Forgive Our Debts
7 ‘When you are praying, do not heap up empty phrases as the Gentiles do; for they think that they will be heard because of their many words.8Do not be like them, for your Father knows what you need before you ask him.
9 ‘Pray then in this way:
Our Father in heaven,
hallowed be your name.
10 Your kingdom come.
Your will be done,
on earth as it is in heaven.
11 Give us this day our daily bread.
12 And forgive us our debts,
as we also have forgiven our debtors.
13 And do not bring us to the time of trial,
but rescue us from the evil one.
14For if you forgive others their trespasses, your heavenly Father will also forgive you; 15but if you do not forgive others, neither will your Father forgive your trespasses.
Lord, help me to look at others with forgiving mercy.
The Lord’s Prayer is an expression of faith. It assumes that human beings are not self-sufficient but dependent on God. It is not a sign of weakness to pray but a sign of our humanity. Prayer acknowledges our need for God. Prayer is surrender. In his book, The Reaffirmation of Prayer, E. Glenn Hinson says that “the key to human existence lies in surrender to God, putting one’s self and one’s affairs utterly and with complete child-like trust in God’s hands.” The concepts of need and surrender are at the heart of our prayer lives.

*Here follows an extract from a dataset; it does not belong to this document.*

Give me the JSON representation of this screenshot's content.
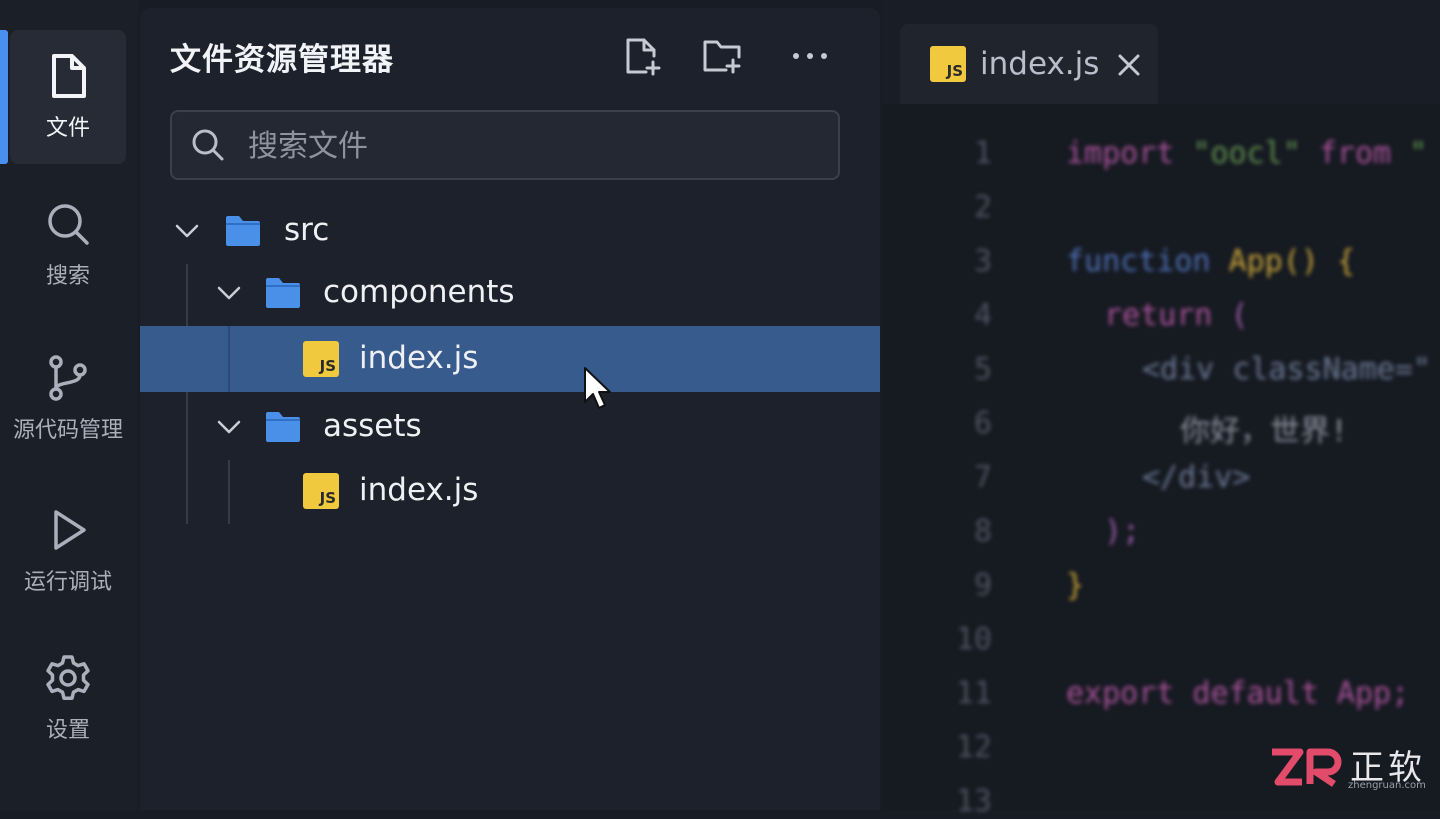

There is not one among us who would make the outlandish claim of be totally self-sufficient and without any need. Even more outlandish would be to pretend that we have no need of spiritual strength and nourishment. One of the keys to an effective prayer life is to become comfortable with need. This need pushes us toward God, and then He becomes the “go to” person for our deep and simple needs.
God can never become our “go to” person until we surrender our valued self-sufficiency. The surrender concept moves us out of ourselves and into the hands of God. When we are in the hands of God, we feel very comfortable to taking our every need to Him. Look again at the words of the Lord’s Prayer.